Then this smalltime band was invited to compete against more than 1,000 other acts in Rolling Stone’s first-ever Do You Wanna Be a Rock & Roll Star? contest. The prize: an August 2011 cover of the magazine, a performance on Late Night with Jimmy Fallon, and a contract with Atlantic Records. Still, band members hesitated to get involved.
“So far, they had done everything on their own, from writing to producing to mixing to art direction to how they communicate with fans,” explains the group’s manager, Justin Becker. “So it scared them knowing that someone else would be able to step up and voice their opinion.” Conrad, a guitarist, says the promise of greater exposure ultimately swayed them to participate.
“Bands need to take personal responsibility for their careers now more than ever,” says Jim Powers, owner of the Chicago label Minty Fresh Records. “Successful bands today build a direct relationship with their fans.”
Fortunately, Empires already had a fan-friendly track record.

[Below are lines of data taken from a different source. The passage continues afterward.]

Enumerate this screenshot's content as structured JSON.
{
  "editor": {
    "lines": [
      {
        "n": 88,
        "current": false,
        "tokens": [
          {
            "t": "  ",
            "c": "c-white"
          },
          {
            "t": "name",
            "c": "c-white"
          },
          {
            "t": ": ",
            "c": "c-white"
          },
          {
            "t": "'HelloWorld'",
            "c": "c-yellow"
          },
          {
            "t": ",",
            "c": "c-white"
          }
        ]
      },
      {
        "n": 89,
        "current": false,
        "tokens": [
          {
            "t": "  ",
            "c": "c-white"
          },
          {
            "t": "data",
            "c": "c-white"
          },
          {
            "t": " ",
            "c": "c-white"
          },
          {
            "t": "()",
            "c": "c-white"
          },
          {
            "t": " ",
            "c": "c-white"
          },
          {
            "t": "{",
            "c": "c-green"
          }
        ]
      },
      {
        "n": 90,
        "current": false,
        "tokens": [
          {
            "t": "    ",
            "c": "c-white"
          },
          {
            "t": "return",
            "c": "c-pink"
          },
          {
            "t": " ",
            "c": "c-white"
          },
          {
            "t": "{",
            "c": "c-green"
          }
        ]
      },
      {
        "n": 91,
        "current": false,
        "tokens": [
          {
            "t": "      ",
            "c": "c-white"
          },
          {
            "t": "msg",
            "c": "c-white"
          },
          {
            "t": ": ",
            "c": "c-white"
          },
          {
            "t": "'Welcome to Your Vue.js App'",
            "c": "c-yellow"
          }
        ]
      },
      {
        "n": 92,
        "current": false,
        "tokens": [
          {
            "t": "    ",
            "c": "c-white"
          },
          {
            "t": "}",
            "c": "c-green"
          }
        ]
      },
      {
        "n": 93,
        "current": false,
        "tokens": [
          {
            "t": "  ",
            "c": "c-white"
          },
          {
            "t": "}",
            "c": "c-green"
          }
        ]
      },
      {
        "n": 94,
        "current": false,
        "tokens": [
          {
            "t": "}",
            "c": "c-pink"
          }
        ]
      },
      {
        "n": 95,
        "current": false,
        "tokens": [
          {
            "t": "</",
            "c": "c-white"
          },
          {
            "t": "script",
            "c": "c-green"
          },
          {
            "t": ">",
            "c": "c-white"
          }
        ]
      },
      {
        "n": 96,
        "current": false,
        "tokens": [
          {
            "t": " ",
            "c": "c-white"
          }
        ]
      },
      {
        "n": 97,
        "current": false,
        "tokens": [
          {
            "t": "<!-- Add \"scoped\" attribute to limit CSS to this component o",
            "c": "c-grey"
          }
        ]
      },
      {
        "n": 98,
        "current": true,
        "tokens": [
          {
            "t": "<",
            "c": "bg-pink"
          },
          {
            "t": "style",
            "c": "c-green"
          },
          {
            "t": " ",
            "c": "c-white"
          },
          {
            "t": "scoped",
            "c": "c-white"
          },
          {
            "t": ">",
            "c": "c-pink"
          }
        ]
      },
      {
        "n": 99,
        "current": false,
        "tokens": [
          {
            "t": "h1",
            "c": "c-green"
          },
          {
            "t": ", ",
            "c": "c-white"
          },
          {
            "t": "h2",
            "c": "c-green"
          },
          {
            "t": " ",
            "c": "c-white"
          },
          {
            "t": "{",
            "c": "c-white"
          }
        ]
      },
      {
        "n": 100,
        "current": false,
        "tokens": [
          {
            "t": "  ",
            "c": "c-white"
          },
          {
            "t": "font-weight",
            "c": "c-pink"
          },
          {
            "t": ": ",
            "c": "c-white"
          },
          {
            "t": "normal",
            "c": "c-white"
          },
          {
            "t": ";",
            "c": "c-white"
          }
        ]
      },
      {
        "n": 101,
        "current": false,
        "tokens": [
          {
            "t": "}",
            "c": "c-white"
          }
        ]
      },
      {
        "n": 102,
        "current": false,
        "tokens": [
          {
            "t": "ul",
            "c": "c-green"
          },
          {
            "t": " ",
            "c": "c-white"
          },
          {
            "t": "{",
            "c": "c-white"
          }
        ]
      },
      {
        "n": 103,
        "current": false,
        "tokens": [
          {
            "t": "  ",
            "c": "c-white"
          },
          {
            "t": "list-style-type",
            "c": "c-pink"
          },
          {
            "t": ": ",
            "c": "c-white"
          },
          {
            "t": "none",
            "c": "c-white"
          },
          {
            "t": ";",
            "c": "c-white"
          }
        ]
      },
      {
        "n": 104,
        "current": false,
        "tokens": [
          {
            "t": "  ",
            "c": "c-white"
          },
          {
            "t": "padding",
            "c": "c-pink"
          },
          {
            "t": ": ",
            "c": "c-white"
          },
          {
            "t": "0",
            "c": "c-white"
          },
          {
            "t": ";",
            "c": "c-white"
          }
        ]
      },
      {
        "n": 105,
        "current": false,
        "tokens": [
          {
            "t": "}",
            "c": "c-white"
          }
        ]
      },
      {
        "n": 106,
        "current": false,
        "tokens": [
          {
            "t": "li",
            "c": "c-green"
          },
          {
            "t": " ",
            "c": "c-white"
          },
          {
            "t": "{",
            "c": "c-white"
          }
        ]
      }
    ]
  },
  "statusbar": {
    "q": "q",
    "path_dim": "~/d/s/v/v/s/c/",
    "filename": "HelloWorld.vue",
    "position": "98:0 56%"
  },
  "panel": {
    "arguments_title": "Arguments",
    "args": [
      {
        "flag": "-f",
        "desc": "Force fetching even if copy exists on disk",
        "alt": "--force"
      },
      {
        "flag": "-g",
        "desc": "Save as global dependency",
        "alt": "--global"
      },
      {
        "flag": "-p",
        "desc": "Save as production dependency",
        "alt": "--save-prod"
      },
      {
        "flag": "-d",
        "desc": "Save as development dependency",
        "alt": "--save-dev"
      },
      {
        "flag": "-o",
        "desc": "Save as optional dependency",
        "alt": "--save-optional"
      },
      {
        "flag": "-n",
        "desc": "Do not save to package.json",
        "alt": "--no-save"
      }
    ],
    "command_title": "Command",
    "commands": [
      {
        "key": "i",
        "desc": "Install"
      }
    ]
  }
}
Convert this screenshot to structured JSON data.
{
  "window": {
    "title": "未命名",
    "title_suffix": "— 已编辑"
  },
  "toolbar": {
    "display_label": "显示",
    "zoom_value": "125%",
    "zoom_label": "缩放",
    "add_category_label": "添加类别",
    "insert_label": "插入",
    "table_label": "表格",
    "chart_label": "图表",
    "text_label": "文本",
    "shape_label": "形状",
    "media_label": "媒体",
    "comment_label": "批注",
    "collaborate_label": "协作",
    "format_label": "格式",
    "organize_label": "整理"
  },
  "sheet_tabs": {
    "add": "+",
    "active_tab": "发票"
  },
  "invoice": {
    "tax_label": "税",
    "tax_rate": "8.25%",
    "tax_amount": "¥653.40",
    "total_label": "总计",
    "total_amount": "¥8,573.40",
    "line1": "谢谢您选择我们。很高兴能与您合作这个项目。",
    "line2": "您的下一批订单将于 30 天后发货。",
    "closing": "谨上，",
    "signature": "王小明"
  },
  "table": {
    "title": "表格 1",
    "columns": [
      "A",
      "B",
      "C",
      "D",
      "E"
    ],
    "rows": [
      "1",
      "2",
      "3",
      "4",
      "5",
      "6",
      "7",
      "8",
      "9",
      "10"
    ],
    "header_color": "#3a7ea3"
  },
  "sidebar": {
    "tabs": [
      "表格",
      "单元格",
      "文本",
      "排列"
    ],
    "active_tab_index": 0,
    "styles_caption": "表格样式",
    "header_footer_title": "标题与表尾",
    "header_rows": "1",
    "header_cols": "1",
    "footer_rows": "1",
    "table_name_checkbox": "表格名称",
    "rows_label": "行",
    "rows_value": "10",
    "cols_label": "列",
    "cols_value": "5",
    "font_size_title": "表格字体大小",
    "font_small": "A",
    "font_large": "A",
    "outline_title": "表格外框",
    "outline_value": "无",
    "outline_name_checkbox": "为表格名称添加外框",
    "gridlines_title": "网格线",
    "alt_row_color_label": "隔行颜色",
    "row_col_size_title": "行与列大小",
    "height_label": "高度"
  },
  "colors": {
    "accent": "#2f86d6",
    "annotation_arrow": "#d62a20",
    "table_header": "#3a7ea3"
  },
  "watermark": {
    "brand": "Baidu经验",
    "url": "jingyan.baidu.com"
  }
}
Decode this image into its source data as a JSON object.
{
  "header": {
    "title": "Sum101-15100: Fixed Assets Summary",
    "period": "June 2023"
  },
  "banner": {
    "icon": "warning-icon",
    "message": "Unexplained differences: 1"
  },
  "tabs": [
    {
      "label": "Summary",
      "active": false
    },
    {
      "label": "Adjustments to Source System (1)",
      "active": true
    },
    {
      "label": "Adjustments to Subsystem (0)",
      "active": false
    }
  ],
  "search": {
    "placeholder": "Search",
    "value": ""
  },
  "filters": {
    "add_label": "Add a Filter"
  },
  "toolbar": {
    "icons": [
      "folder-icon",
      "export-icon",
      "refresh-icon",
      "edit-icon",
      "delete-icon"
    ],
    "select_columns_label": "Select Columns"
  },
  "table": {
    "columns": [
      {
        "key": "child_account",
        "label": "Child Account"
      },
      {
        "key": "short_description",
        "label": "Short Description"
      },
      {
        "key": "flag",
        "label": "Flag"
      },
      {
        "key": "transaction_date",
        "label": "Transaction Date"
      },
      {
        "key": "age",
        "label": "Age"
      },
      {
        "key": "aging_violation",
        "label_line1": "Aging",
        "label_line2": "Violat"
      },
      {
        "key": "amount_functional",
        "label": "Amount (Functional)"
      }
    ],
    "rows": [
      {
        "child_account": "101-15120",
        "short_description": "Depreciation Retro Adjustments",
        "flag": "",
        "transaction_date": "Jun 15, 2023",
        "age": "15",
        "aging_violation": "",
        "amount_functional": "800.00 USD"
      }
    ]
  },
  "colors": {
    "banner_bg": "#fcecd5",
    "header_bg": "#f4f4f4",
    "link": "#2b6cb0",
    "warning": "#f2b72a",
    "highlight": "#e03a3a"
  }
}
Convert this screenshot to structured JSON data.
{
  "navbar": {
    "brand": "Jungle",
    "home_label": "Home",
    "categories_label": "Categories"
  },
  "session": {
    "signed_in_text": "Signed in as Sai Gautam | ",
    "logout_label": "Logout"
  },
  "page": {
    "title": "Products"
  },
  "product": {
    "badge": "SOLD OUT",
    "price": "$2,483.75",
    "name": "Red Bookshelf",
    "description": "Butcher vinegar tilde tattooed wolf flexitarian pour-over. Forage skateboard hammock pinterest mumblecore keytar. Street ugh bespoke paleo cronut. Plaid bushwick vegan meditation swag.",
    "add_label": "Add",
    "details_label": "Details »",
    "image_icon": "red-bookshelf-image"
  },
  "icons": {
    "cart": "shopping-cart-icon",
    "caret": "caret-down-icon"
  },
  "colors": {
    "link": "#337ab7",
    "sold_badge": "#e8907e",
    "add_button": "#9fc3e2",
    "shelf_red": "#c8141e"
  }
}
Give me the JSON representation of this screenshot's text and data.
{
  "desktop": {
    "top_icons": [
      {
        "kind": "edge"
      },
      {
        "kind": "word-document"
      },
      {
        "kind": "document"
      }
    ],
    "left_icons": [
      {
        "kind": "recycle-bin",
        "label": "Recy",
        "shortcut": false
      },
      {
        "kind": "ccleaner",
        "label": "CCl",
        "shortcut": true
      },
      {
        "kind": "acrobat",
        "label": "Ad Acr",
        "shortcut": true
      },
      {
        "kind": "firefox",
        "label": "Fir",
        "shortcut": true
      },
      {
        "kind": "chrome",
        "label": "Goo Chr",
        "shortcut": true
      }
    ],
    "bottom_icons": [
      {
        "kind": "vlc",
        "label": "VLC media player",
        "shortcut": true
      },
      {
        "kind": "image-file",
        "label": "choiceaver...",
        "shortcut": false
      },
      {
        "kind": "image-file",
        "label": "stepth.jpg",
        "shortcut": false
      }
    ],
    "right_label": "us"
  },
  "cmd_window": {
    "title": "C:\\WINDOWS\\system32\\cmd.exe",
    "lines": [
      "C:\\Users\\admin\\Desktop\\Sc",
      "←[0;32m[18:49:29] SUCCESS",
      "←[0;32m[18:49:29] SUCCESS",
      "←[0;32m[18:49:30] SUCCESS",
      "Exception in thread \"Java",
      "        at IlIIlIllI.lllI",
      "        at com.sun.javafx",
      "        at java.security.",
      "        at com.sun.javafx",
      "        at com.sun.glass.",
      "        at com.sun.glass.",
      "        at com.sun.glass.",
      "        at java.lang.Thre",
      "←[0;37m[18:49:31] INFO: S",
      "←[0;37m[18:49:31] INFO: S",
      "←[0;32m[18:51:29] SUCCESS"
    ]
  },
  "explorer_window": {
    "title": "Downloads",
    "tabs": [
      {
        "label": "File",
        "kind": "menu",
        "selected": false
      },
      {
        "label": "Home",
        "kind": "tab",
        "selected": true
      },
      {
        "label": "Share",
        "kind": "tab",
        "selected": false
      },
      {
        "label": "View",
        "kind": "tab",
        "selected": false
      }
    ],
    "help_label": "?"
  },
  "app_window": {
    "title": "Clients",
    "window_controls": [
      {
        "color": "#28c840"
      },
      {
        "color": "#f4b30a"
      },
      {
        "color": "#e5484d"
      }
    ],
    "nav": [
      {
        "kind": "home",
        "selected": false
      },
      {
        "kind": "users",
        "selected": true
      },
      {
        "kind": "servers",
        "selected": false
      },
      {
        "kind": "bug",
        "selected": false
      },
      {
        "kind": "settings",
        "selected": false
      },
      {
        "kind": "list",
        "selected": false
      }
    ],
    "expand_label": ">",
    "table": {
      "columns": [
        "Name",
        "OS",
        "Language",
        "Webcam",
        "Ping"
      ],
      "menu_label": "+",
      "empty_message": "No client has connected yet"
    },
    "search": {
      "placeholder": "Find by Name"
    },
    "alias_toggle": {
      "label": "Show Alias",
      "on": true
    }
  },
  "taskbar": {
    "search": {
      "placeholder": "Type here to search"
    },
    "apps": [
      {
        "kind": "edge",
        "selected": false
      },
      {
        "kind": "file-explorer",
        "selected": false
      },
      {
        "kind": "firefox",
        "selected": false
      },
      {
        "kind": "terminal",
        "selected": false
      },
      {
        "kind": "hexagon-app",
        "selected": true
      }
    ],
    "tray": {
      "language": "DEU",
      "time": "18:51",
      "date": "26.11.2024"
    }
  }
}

They released their 2008 debut, Howl, for free on their website and count more than 70,000 downloads to date. The band hopes these same listeners will log on and vote in the Rolling Stone contest, which in its final stages is determined solely by the public. (At presstime, Empires were one of four finalists.) The winner will be announced on the August 1st episode of Late Night with Jimmy Fallon.
Damian Kulash, the lead singer of OK Go, knows firsthand how much the Internet plays a role in band promotion. In 2007, OK Go’s treadmill-themed video “Here It Goes Again” went viral, earning millions of views simply because it was entertaining. According to Kulash, the reason the music video was so successful was the extrapolation of the oldest trick of the trade: word of mouth—or in this case the forwarding of a link. So while many aspects of the entertainment industry have changed, one thing remains paramount: Fans are more in control than ever of determining a hit.
“Ten or twenty years ago, it was possible for someone to sit at the head of a record label and spend enough money and push enough buttons that something was successful despite it being completely unlikable,” Kulash says. “But these days, that doesn’t really happen. People aren’t going to send something on to their friends unless they like it.”
For Empires, whether or not they land the cover of Rolling Stone, the next steps are maintaining that likability, even if it means they’re back to doing it on their own. “If we were out of this competition tomorrow, we’d still be out on the road,” says Becker. “One of the biggest hurdles is figuring out how to harness all the good that does come out of this and make whatever we do going forward even stronger than it would have been.”
Sources: *Recording Industry of America **The Nielsen Company & Billboard’s 2010 Music Industry Report
Icons: Alan BoccadoroEdit Module